Retinal imaging is an affordable and non-invasive method that captures accurate and detailed retina images – the thin layer of tissue at the back of the eye responsible for converting light into neural signals. These images can provide valuable information about the health of the eyes and the body. 


Researchers are developing systems that can automatically scan retinal photos for signs of various diseases, including cardiovascular disease. Using machine learning algorithms, these systems can learn from vast datasets of retinal images with known disease outcomes and identify subtle patterns or abnormalities that may indicate disease. 


Studies have shown that this approach has yielded promising results. If successful, it can significantly improve the efficiency and accuracy of retinal screening, leading to earlier disease detection and better patient outcomes, particularly in the case of cardiovascular diseases.


Seeing Your Heart Health


When it comes to the eyes, several signs may indicate the presence of cardiovascular disease.
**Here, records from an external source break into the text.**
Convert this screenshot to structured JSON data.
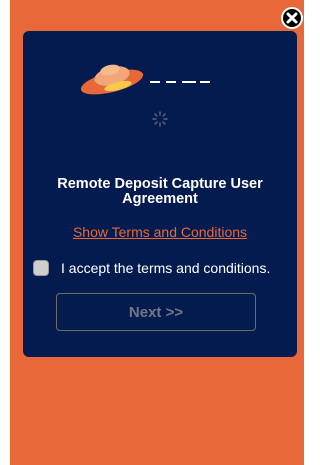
{
  "modal": {
    "title": "Remote Deposit Capture User Agreement",
    "terms_link": "Show Terms and Conditions",
    "accept_label": "I accept the terms and conditions.",
    "accept_checked": false,
    "next_label": "Next >>",
    "next_enabled": false
  },
  "icons": {
    "close": "close-icon",
    "logo": "ufo-logo",
    "spinner": "loading-spinner-icon"
  },
  "colors": {
    "background": "#e8683a",
    "modal": "#031b4e",
    "link": "#e8683a",
    "text": "#ffffff",
    "disabled_button_text": "#6f7a86"
  }
}
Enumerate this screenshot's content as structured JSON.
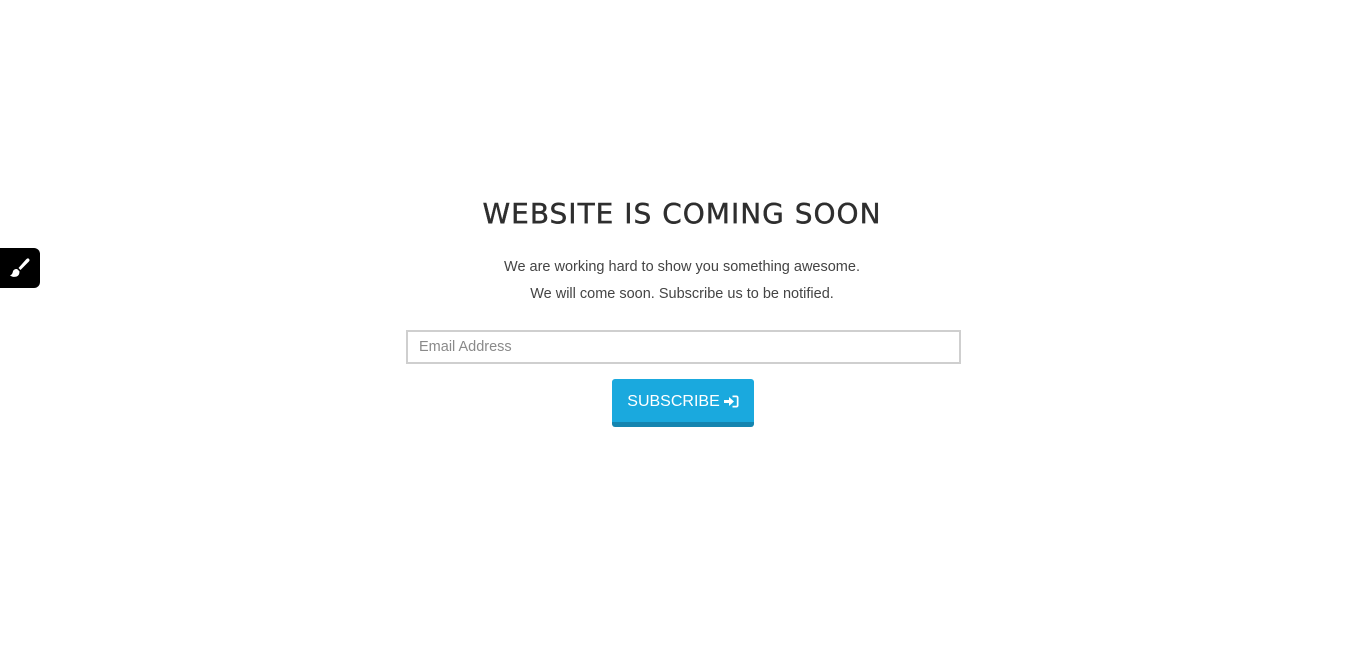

One of these symptoms is double vision or diplopia. This means a person sees two images of a single object instead of one. Double vision can occur in one or both eyes and be constant or intermittent. It may also be accompanied by other symptoms such as headaches, dizziness, and difficulty with balance and coordination. 


Another indicator is a yellowish ring around the cornea, an arcus senilis. This ring is usually seen in older adults. Still, when present in younger people, it may suggest high cholesterol levels, which can increase the risk of heart disease.


High blood pressure is another sign of cardiovascular disease, and it can cause damage to the blood vessels in the retina. This can result in changes such as narrowing or ballooning. Individuals with cholesterol deposits in or around their eyes are at an increased risk of stroke and heart attack. Moreover, high blood pressure can cause changes in the blood vessels in the retina, leading to the appearance of narrowed, thickened, or even ruptured blood vessels. These changes can be detected through an eye exam and may signal an increased risk of stroke or heart attack.


Retinal vein occlusion is an eye condition that affects the veins in the retina. This condition is often associated with vascular disease. It occurs when blood flow through the retinal veins is blocked, causing swelling and bleeding in the eye. Retinal vein occlusion is a severe manifestation of vascular disease. It can be an indicator of significant atherosclerosis in the body. Those with this condition are at a higher risk of developing other cardiovascular problems, such as heart attack or stroke.


It has been found that age-related macular degeneration (AMD), which is a common cause of vision loss for older adults, is linked to cardiovascular disease and stroke. A study by Mount Sinai revealed that patients with cardiovascular disease were three times more likely to suffer from a specific type of AMD, which indicates a close relationship between these two disorders. 


Moreover, the appearance of small, yellowish deposits, called drusen, in the retina could also indicate cardiovascular disease. These deposits can cause impaired vision and are commonly seen in individuals with age-related macular degeneration, which has been associated with an increased risk of cardiovascular disease.


The Eye is a Diagnostic Dream


In summary, as the field of retinal imaging and artificial intelligence continues to advance, the eyes’ diagnostic capabilities are expected to expand as a non-invasive and easily accessible tool for screening and early detection of a wide range of diseases, including cardiovascular diseases.